If your construction business plans to bid on a publicly funded project, it’s important to understand your obligations under prevailing wage laws. This includes the federal Davis-Bacon Act (DBA) and the “little DBAs” adopted in most states.

These laws require contractors to pay most workers on public projects wages that are comparable to wages for similar work in the same geographical area. So, to prepare accurate bids on such jobs, it’s critical to get a handle on what your actual labor costs will be.

It’s also important to read up on the latest rules. Recently, the U.S. Department of Labor (DOL) overhauled its regulations governing federally funded projects subject to the DBA. The new rules, which apply to contracts entered into after October 23, 2023, are expected to increase wages on most jobs and impose harsher consequences for noncompliance.

Determining prevailing wages

Under previous rules, contractors would determine the prevailing wage for a particular worker classification by ascertaining whether most of those workers — that is, more than 50% — received the same wage rate. If so, that rate would be the prevailing wage. If not, the prevailing wage would be based on a weighted average of all wage rates paid to those workers.

The new rules reinstate the method used before 1982 for determining the prevailing wage. Under this method, contractors still begin by ascertaining whether most workers in a classification receive the same wage rate. If they don’t, the prevailing wage is based on the rate received by at least 30% of those workers. If no wage rate is received by at least 30% of workers, then the prevailing wage is based on a weighted average of all wage rates paid to those workers.

Ultimately, the new rules are expected to increase prevailing wages in many cases.

Calculating fringe benefits

Generally, prevailing wage rates consist of a base rate paid in cash and a fringe benefit amount. Contractors have the option of paying fringe benefits in cash or by applying fringe benefit credits for contributions to “bona fide” benefit plans — such as health and life insurance, long-term disability plans, retirement plans, vacation days or other paid time off.
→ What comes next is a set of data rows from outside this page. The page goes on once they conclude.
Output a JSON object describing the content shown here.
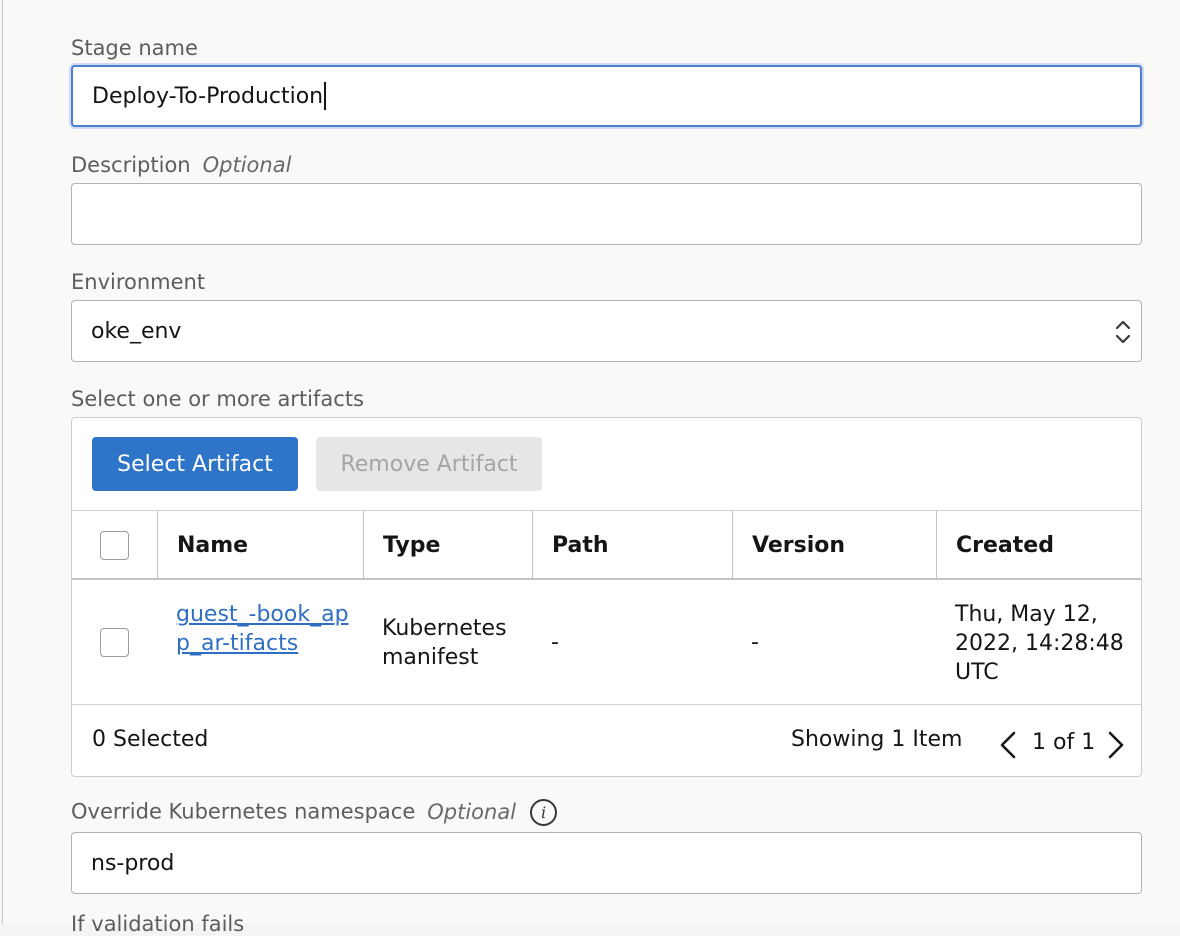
{
  "stage_name": {
    "label": "Stage name",
    "value": "Deploy-To-Production"
  },
  "description": {
    "label": "Description",
    "optional": "Optional",
    "value": ""
  },
  "environment": {
    "label": "Environment",
    "value": "oke_env"
  },
  "artifacts": {
    "label": "Select one or more artifacts",
    "select_button": "Select Artifact",
    "remove_button": "Remove Artifact",
    "columns": [
      "Name",
      "Type",
      "Path",
      "Version",
      "Created"
    ],
    "rows": [
      {
        "name": "guest_-book_app_ar-tifacts",
        "type": "Kubernetes manifest",
        "path": "-",
        "version": "-",
        "created": "Thu, May 12, 2022, 14:28:48 UTC"
      }
    ],
    "selected_count": "0 Selected",
    "showing": "Showing 1 Item",
    "pagination": "1 of 1"
  },
  "namespace": {
    "label": "Override Kubernetes namespace",
    "optional": "Optional",
    "value": "ns-prod"
  },
  "next_label": "If validation fails"
}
Often, meeting the fringe benefit obligation by contributing to benefit plans is more cost-effective than paying them in cash.

The new rules codify a long-standing “annualization” principle. Under this principle, the DOL requires DBA credits for benefit plan contributions (with certain exceptions) to be based on the effective annual rate of contributions for all hours an employee works during the year on both DBA and non-DBA projects. The impact of this requirement, in many cases, will be to reduce fringe benefit credits on DBA projects, requiring the contractor to make up the difference with higher cash payments.
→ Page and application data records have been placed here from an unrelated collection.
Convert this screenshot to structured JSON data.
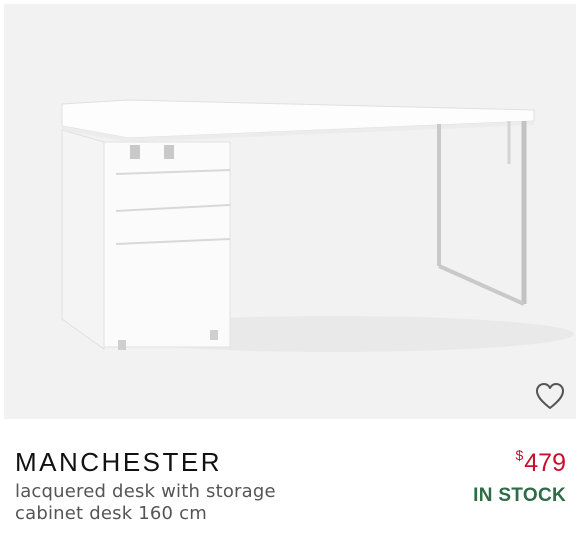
{
  "product": {
    "name": "MANCHESTER",
    "description": "lacquered desk with storage cabinet desk 160 cm",
    "price_currency": "$",
    "price_value": "479",
    "stock_status": "IN STOCK",
    "image_icon": "desk-product-image"
  },
  "wishlist": {
    "icon": "heart-outline-icon"
  },
  "colors": {
    "price": "#c8102e",
    "stock": "#2e6b46",
    "image_bg": "#f2f2f2"
  }
}
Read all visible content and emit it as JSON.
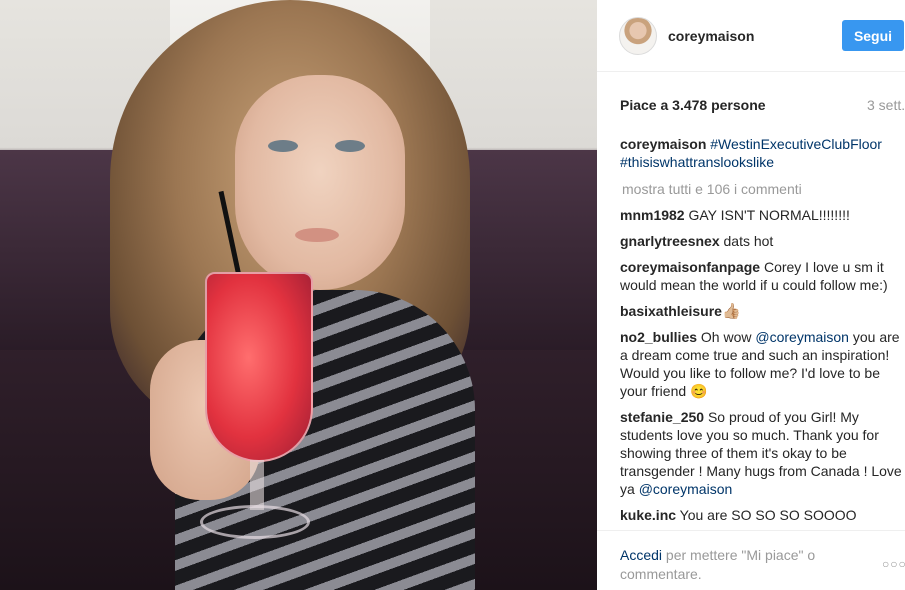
{
  "header": {
    "username": "coreymaison",
    "follow_label": "Segui"
  },
  "post": {
    "likes": "Piace a 3.478 persone",
    "date": "3 sett."
  },
  "caption": {
    "user": "coreymaison",
    "tag1": "#WestinExecutiveClubFloor",
    "tag2": "#thisiswhattranslookslike"
  },
  "load_more": "mostra tutti e 106 i commenti",
  "comments": [
    {
      "user": "mnm1982",
      "text": " GAY ISN'T NORMAL!!!!!!!!"
    },
    {
      "user": "gnarlytreesnex",
      "text": " dats hot"
    },
    {
      "user": "coreymaisonfanpage",
      "text": " Corey I love u sm it would mean the world if u could follow me:)"
    },
    {
      "user": "basixathleisure",
      "text": " 👍🏼"
    },
    {
      "user": "no2_bullies",
      "text_before": " Oh wow ",
      "mention": "@coreymaison",
      "text_after": " you are a dream come true and such an inspiration! Would you like to follow me? I'd love to be your friend 😊"
    },
    {
      "user": "stefanie_250",
      "text_before": " So proud of you Girl! My students love you so much. Thank you for showing three of them it's okay to be transgender ! Many hugs from Canada ! Love ya ",
      "mention": "@coreymaison"
    },
    {
      "user": "kuke.inc",
      "text": " You are SO SO SO SOOOO"
    }
  ],
  "footer": {
    "login_link": "Accedi",
    "login_text": " per mettere \"Mi piace\" o commentare.",
    "more_icon": "ellipsis-icon",
    "more_glyph": "○○○"
  },
  "colors": {
    "accent": "#3897f0",
    "link": "#003569",
    "muted": "#999999"
  }
}
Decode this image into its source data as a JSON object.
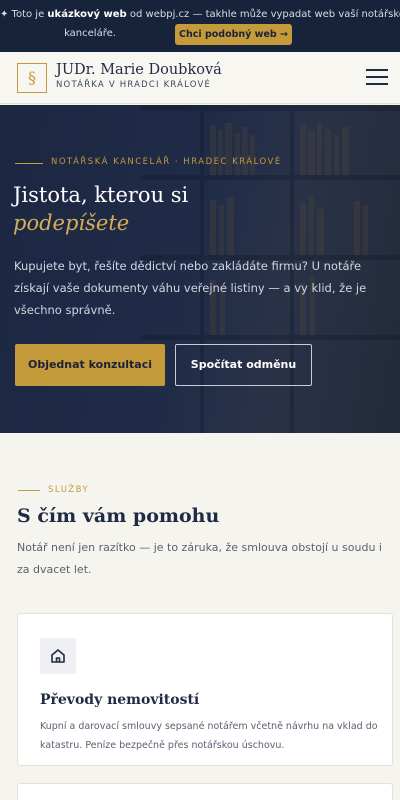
{
  "promo": {
    "prefix": "✦ Toto je ",
    "highlight": "ukázkový web",
    "suffix": " od webpj.cz — takhle může vypadat web vaší notářské",
    "line2": "kanceláře.",
    "button": "Chci podobný web →"
  },
  "header": {
    "logo_symbol": "§",
    "name": "JUDr. Marie Doubková",
    "subtitle": "NOTÁŘKA V HRADCI KRÁLOVÉ"
  },
  "hero": {
    "eyebrow": "NOTÁŘSKÁ KANCELÁŘ · HRADEC KRÁLOVÉ",
    "title_line1": "Jistota, kterou si",
    "title_line2": "podepíšete",
    "paragraph": "Kupujete byt, řešíte dědictví nebo zakládáte firmu? U notáře získají vaše dokumenty váhu veřejné listiny — a vy klid, že je všechno správně.",
    "primary_button": "Objednat konzultaci",
    "secondary_button": "Spočítat odměnu"
  },
  "services": {
    "eyebrow": "SLUŽBY",
    "title": "S čím vám pomohu",
    "intro": "Notář není jen razítko — je to záruka, že smlouva obstojí u soudu i za dvacet let.",
    "cards": [
      {
        "icon": "home-icon",
        "title": "Převody nemovitostí",
        "text": "Kupní a darovací smlouvy sepsané notářem včetně návrhu na vklad do katastru. Peníze bezpečně přes notářskou úschovu."
      }
    ]
  },
  "colors": {
    "navy": "#17223b",
    "gold": "#c59a3a",
    "cream": "#f6f4ef"
  }
}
Expansion of DBA coverage

The new rules expand the reach of DBA coverage in several ways. For example, the act extends to certain secondary construction sites, such as pre-engineering or modular construction sites, related to DBA projects. It also applies to energy infrastructure projects; jobs involving portions of a building; and certain demolition, remediation and removal activities.

In addition, the rules extend coverage to certain off-site flaggers, truck drivers and survey crew members. And they narrow the definition of “material suppliers” who are exempt from DBA requirements. Material suppliers who also perform construction work at a DBA site are subject to the prevailing wage requirements.

Handle with care

Be sure to understand your construction company’s DBA obligations before undertaking a federally funded project. The consequences of noncompliance can include:

  • Fines,
  • Contract termination,
  • Debarment (exclusion from future government work), and
  • Withholding of contract payments (even on unrelated federal jobs).

The new rules also contain antiretaliation protections for whistleblowers who report suspect payment practices. And for any projects funded by a state government, determine whether a “little DBA” is in place — its rules may have been updated to conform to the DOL’s new regs. Consult a qualified attorney when making these assessments.

© 2024

Icon for Thompson Greenspon
Thompson Greenspon

This blog post was provided by Thompson Greenspon. If you have questions or concerns regarding this content, please contact us.